Content starts
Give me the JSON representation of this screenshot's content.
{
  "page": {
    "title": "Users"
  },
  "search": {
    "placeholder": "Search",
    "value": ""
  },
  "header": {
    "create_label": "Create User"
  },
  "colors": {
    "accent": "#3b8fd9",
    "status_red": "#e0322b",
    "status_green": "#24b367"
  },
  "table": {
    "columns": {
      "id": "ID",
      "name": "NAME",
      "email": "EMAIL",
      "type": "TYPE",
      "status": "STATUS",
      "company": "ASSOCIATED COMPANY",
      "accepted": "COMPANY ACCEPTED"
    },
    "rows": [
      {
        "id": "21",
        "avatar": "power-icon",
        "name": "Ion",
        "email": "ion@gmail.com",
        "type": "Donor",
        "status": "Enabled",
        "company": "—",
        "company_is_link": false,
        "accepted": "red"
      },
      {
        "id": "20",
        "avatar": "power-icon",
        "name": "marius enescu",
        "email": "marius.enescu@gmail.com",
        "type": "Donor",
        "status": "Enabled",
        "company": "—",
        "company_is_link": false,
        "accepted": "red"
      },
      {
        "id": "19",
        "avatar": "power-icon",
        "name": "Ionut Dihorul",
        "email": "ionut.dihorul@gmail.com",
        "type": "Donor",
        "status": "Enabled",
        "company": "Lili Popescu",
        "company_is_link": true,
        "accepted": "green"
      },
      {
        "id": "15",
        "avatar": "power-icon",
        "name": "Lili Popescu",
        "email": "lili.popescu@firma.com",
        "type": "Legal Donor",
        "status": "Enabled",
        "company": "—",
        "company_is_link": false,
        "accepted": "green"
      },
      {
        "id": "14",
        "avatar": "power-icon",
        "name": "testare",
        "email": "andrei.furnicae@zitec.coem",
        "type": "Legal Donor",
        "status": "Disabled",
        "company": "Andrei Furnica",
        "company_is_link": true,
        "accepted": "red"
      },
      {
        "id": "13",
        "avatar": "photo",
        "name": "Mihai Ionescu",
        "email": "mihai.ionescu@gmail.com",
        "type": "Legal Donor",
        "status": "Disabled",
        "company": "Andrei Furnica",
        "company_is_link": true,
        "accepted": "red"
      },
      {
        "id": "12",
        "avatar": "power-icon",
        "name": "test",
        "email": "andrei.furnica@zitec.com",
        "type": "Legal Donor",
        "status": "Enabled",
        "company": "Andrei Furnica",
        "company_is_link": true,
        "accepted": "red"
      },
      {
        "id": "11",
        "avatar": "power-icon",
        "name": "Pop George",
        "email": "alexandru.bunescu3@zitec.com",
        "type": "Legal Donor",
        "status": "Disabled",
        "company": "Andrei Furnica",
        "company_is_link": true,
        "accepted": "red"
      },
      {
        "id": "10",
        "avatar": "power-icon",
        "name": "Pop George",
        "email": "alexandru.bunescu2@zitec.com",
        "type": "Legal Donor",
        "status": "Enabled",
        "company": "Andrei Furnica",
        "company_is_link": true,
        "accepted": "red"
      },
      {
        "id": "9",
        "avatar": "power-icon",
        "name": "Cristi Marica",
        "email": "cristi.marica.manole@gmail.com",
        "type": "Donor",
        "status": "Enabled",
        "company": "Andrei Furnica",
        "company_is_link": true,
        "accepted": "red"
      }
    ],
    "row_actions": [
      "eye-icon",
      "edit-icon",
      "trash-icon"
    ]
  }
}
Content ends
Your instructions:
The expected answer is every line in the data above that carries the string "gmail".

Exercise result:
        "email": "ion@gmail.com",
        "email": "marius.enescu@gmail.com",
        "email": "ionut.dihorul@gmail.com",
        "email": "mihai.ionescu@gmail.com",
        "email": "cristi.marica.manole@gmail.com",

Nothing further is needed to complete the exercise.